The minister himself has made so many confusing and contradictory statements that it has got to the point where he does not know whether he is Arthur or Martha. But I know he is not Arthur Macfarlane; he is Arthur Daley. Arthur Daley made an art form of, and dedicated his life to, beating the VAT man. That is what the minister is trying to do: beat the VAT man with `a nice little earner'. That is what the Minister for Small Business thought he had got—a nice little earner. And he had got it, because there is still $826 of falsely claimed input tax credits in the re-election account of the Minister for Small Business, as of this day. And he is saying, `I did nothing wrong.' He has had a nice little earner.

There are lots of other Arthur Daleys floating around the Liberal Party in Queensland, and these are the shadowy figures: Neville Stewart, Santo Santoro and, despite his denials, Senator George Brandis. What was the motivation behind these nice little earners beating the VAT man? That is revealed in yet another leaked document, Lynton Crosby's review of the conduct of the 2001 Queensland state election, where he says under the heading `Rebuild the finances immediately':

The financial problems which the Division faces must be addressed immediately.

And they started addressing them immediately—through this nice little earner. There are plenty of small businesses going broke, but they are still obliged to pay the GST. Last year on 18 May, the Treasurer said, `I don't think any small business will go to the wall as a result of the GST.' The chart I am showing you graphs the bankruptcy figures for the period since the GST came in. They are going through the roof. An apologist for the government said, `These rising bankruptcies are not necessarily due to the GST. They could be due to a slump in sales.' What do you reckon might have caused a slump in sales? Climate change? The greenhouse effect? The GST caused the slump in sales. So the Arthur Daleys of the Liberal Party have been going around beating the VAT man, and they have been backed 150 per cent by the Prime Minister. Remember that the Prime Minister comes in here, putting his arm around the Arthur Daley who is trying to beat the VAT man and saying, `Good on you, son. Go your hardest. This is terrific.' Why? Because there is one rule for the Liberal Party and another rule for small businesses.

The Deputy Speaker last night sought to sit me down for reflecting on the minister when I was quoting from the minister. He said, `You're reflecting adversely on the minister.' What an indictment of the minister, that the Deputy Speaker had to try to sit me down for quoting from the minister because the Deputy Speaker himself regards that as an adverse reflection upon him! So there we have a Liberal Party forced into this sort of unseemly, fraudulent activity that small businesses would be nailed for by the tax office.

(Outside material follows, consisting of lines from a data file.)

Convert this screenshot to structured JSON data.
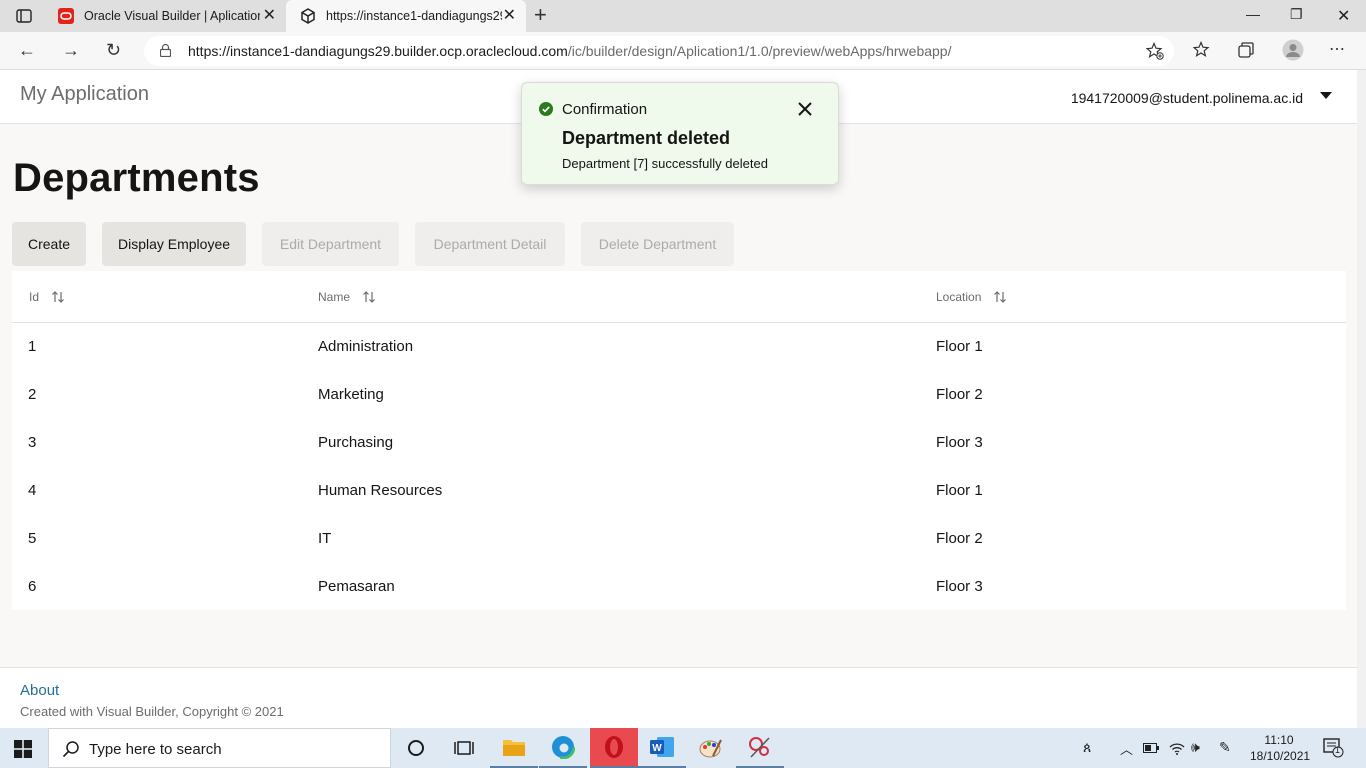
{
  "browser": {
    "tabs": [
      {
        "title": "Oracle Visual Builder | Aplication",
        "icon": "oracle-icon"
      },
      {
        "title": "https://instance1-dandiagungs29",
        "icon": "cube-icon"
      }
    ],
    "url_host": "https://instance1-dandiagungs29.builder.ocp.oraclecloud.com",
    "url_path": "/ic/builder/design/Aplication1/1.0/preview/webApps/hrwebapp/"
  },
  "app": {
    "name": "My Application",
    "user": "1941720009@student.polinema.ac.id"
  },
  "page": {
    "title": "Departments",
    "buttons": {
      "create": "Create",
      "display_employee": "Display Employee",
      "edit": "Edit Department",
      "detail": "Department Detail",
      "delete": "Delete Department"
    }
  },
  "table": {
    "columns": {
      "id": "Id",
      "name": "Name",
      "location": "Location"
    },
    "rows": [
      {
        "id": "1",
        "name": "Administration",
        "location": "Floor 1"
      },
      {
        "id": "2",
        "name": "Marketing",
        "location": "Floor 2"
      },
      {
        "id": "3",
        "name": "Purchasing",
        "location": "Floor 3"
      },
      {
        "id": "4",
        "name": "Human Resources",
        "location": "Floor 1"
      },
      {
        "id": "5",
        "name": "IT",
        "location": "Floor 2"
      },
      {
        "id": "6",
        "name": "Pemasaran",
        "location": "Floor 3"
      }
    ]
  },
  "toast": {
    "type": "Confirmation",
    "summary": "Department deleted",
    "detail": "Department [7] successfully deleted"
  },
  "footer": {
    "about": "About",
    "copyright": "Created with Visual Builder, Copyright © 2021"
  },
  "taskbar": {
    "search_placeholder": "Type here to search",
    "time": "11:10",
    "date": "18/10/2021",
    "notifications": "1"
  },
  "colors": {
    "accent_link": "#227093",
    "success": "#2c7a1f",
    "toast_bg": "#eff9ec"
  }
}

There is one rule for the Liberal Party and another rule for small business. If the Minister for Small Business had any decency, he would resign. If the Prime Minister had any principles, he would sack the minister.